Here’s a comprehensive overview of Nigeria’s new student loan law:
The Access to Higher Education Act, 2023, which was recently signed into law, has sparked a range of reactions. President Bola Tinubu’s administration aims to provide interest-free education loans to individuals seeking tertiary education in Nigeria. Commonly referred to as the Students Loan Act, the Access to Higher Education Act establishes an Education Loan Fund to assist Nigerians in funding their higher education. Repayment of these loans will commence two years after the completion of their participation in the National Youth Service Corps (NYSC) program.
Education Loan Fund:
The Nigerian Education Loan Fund is established by the Act to handle all aspects of loan requests, grants, disbursement, and loan recovery. Funding sources include one percent of federal government profits from oil and minerals, one percent of taxes from entities such as the Federal Inland Revenue Service (FIRS), Nigeria Immigration Service (NIS), and Nigerian Customs Service (NCS), education bonds, education endowment fund schemes, donations, gifts, grants, and other revenue.

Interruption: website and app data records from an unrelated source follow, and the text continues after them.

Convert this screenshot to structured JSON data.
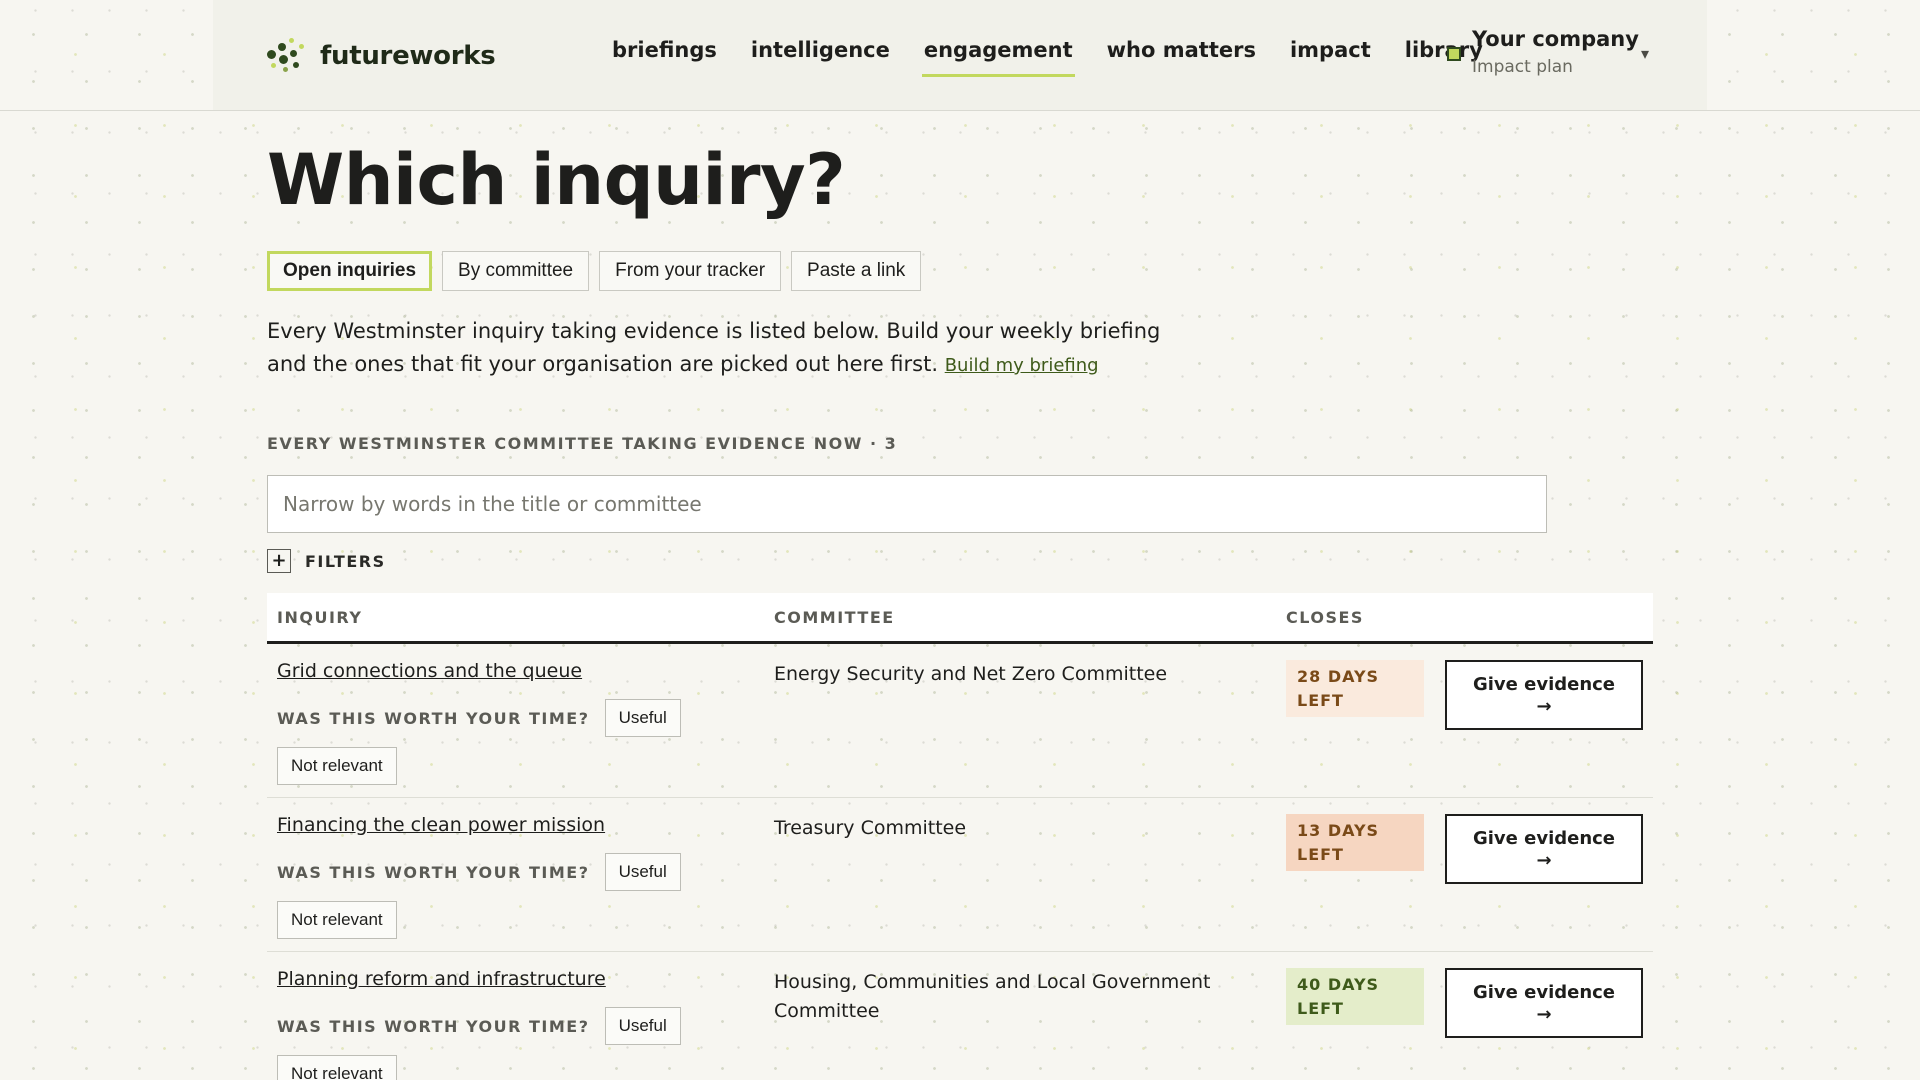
{
  "header": {
    "brand": "futureworks",
    "nav": [
      {
        "label": "briefings",
        "active": false
      },
      {
        "label": "intelligence",
        "active": false
      },
      {
        "label": "engagement",
        "active": true
      },
      {
        "label": "who matters",
        "active": false
      },
      {
        "label": "impact",
        "active": false
      },
      {
        "label": "library",
        "active": false
      }
    ],
    "company_name": "Your company",
    "company_sub": "Impact plan",
    "company_caret": "▾"
  },
  "page": {
    "title": "Which inquiry?",
    "tabs": [
      {
        "label": "Open inquiries",
        "active": true
      },
      {
        "label": "By committee",
        "active": false
      },
      {
        "label": "From your tracker",
        "active": false
      },
      {
        "label": "Paste a link",
        "active": false
      }
    ],
    "intro_text": "Every Westminster inquiry taking evidence is listed below. Build your weekly briefing and the ones that fit your organisation are picked out here first.",
    "intro_link": "Build my briefing",
    "section_label": "EVERY WESTMINSTER COMMITTEE TAKING EVIDENCE NOW · 3",
    "search_placeholder": "Narrow by words in the title or committee",
    "filters_icon": "+",
    "filters_label": "FILTERS"
  },
  "table": {
    "headers": {
      "inquiry": "INQUIRY",
      "committee": "COMMITTEE",
      "closes": "CLOSES"
    },
    "feedback_question": "WAS THIS WORTH YOUR TIME?",
    "useful_label": "Useful",
    "not_relevant_label": "Not relevant",
    "evidence_label": "Give evidence",
    "evidence_arrow": "→",
    "rows": [
      {
        "title": "Grid connections and the queue",
        "committee": "Energy Security and Net Zero Committee",
        "closes_line1": "28 DAYS",
        "closes_line2": "LEFT",
        "urgency": "warm"
      },
      {
        "title": "Financing the clean power mission",
        "committee": "Treasury Committee",
        "closes_line1": "13 DAYS",
        "closes_line2": "LEFT",
        "urgency": "urgent"
      },
      {
        "title": "Planning reform and infrastructure",
        "committee": "Housing, Communities and Local Government Committee",
        "closes_line1": "40 DAYS",
        "closes_line2": "LEFT",
        "urgency": "calm"
      }
    ]
  },
  "colors": {
    "accent": "#c2d85e",
    "brand_dark": "#2f4a1e",
    "badge_warm": "#faeadd",
    "badge_urgent": "#f6d6c1",
    "badge_calm": "#e4edca"
  }
}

The fund will be managed by an 11-person special committee chaired by the Central Bank of Nigeria (CBN) governor. This committee will oversee application processes, eligibility criteria, loan disbursement, and repayment details. The committee includes representatives from the education and finance ministries, the National Universities Commission (NUC), university vice-chancellors, polytechnic rectors, and other relevant stakeholders.
Eligibility and Application:
Only students from government-owned tertiary institutions are eligible for the loan. Applicants must have an annual income or family income below N500,000 and provide at least two guarantors who meet specific criteria. Guarantors can be civil servants, experienced lawyers, judicial officers, or justices of peace.
Loan repayment begins two years after completion of the NYSC program. Beneficiaries will remit 10 percent of their income each month or 10 percent of their monthly profit if self-employed. Defaulters may face a fine of N500,000, a two-year jail term, or both.
To apply, candidates must submit applications through their respective banks to the committee chaired by the CBN governor. Applications should include a cover letter from the head of their institution, admission letter, guarantor letters, passport photographs, employer and employment evidence, and additional documentation for self-employed guarantors.
Communication and Disbursement:
Applicants will be informed of their application status within 14 days of submission. Disbursement will be subject to fund availability.
While the new law holds promise for increasing access to higher education in Nigeria, effective implementation and adherence to the outlined processes will be critical to its success.